The prosecutor believes that the members of the joint criminal enterprise aimed at gaining and exercising control over the whole of Kosovo, for which they personally or through subordinates used illegal intimidation, harassment, violence and removal of those who were considered to be their opponents.
According to the indictment, these opponents, i.e. their victims, are listed as: persons whom they considered to have cooperated or associated with the forces of the Socialist Republic of Yugoslavia (FRY), officials of state institutions, then those who did not otherwise support goals or means of the KLA, as well as persons of Serbian, Roma and other nationalities.
In order to achieve the goal of the joint criminal enterprise, Thaci and others are charged with criminal offenses described in the indictment, which include persecution, imprisonment, illegal or arbitrary arrest and detention, other inhumane acts, cruel treatment, torture, murder and enforced disappearance.
Other members of the joint criminal enterprise not covered by this indictment included Azem Syla, Lahi Brahimaj, Fatmir Limaj, Sylejman Selimi, Rrustem Mustafa, Shukri Buja, Latif Gashi and Sabit Geci, as well as certain other members of the KLA and political leaders.
Thaci, Veseli, Selimi and Krasniqi are also charged with crimes committed by their subordinates, which are described in detail in the indictment, because, according to the prosecution, they knew that the crimes had occurred or would be committed and did nothing to prevent them, nor to punish the perpetrators.
The indictment details dozens of events in 1998 and 1999 in which people were abducted on the streets, in their homes and taken to the improvised camps throughout Kosovo and Metohija, where they were severely abused, interrogated, humiliated and forced to confess to cooperating with Serbian authorities and espionage.
The redacted indictment, which is available to the public in English, did not name the victims, living or killed or missing, but described the events that followed the detentions in 15 KLA camps in Kosovo and Metohija and two in northern Albania, in Kukes and Has.
The camps in Gjakova, Gjilane, Kacanik, Lipjan, Malisheva, Novo Brdo, Podujevo, Pristina, Prizren, Orahovac, Skenderaj, Suva Reka and Vitina were mentioned in KIM.
A chart overview of the camps and the periods in which the crimes took place is also given, without a name, but with an indication of the approximate number of victims.
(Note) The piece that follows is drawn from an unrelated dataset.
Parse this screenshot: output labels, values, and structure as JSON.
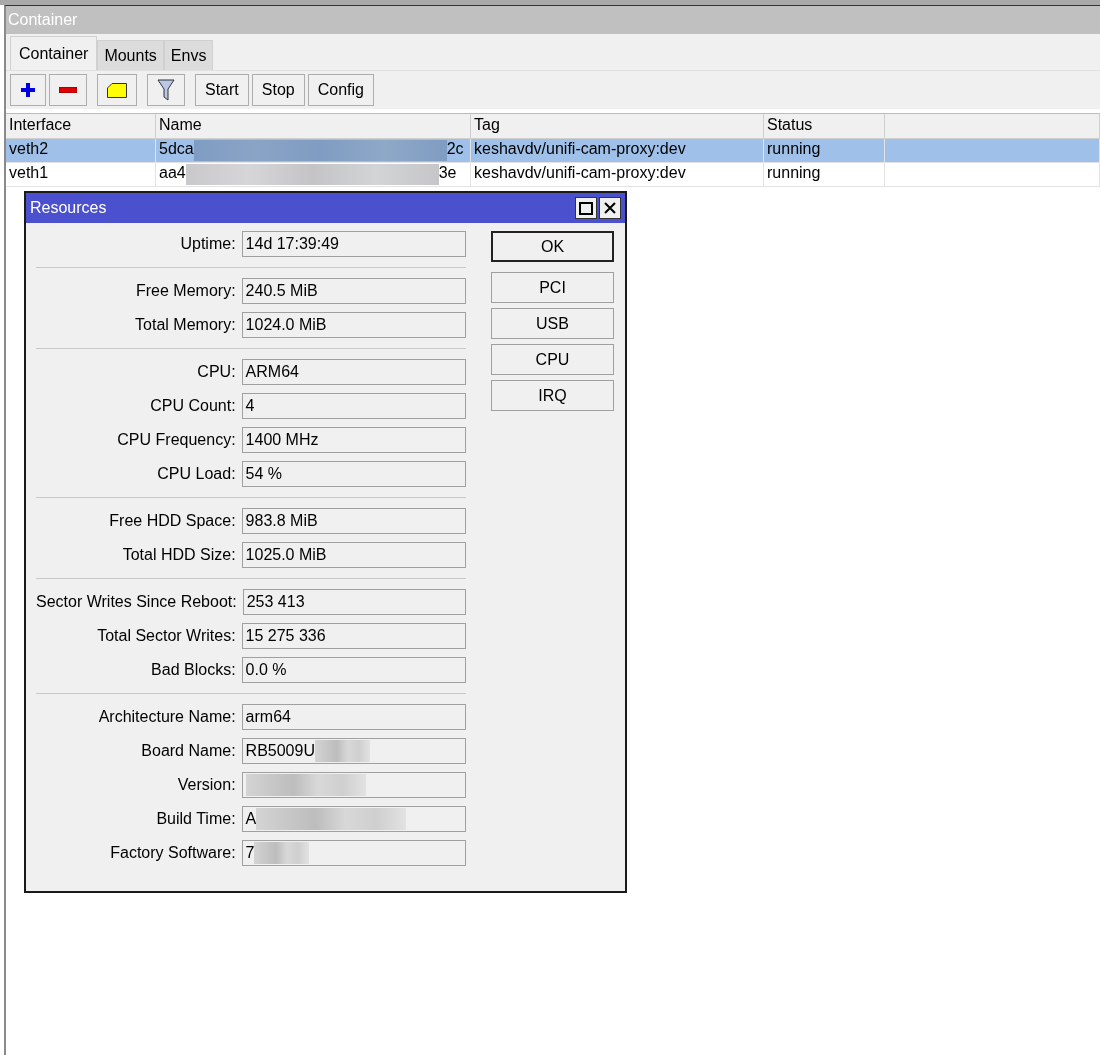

Most of the same charges were brought against Veseli, Krasniqi and Selimi, who will plead guilty today and tomorrow, all at special hearings.
The indictment does not mention the so-called "Yellow House" and organ trafficking in northern Albania, which initiated the establishment of the Specialized Prosecutor's Office and the Kosovo Council, after being described in a report by Council of Europe Special Rapporteur Dick Marty.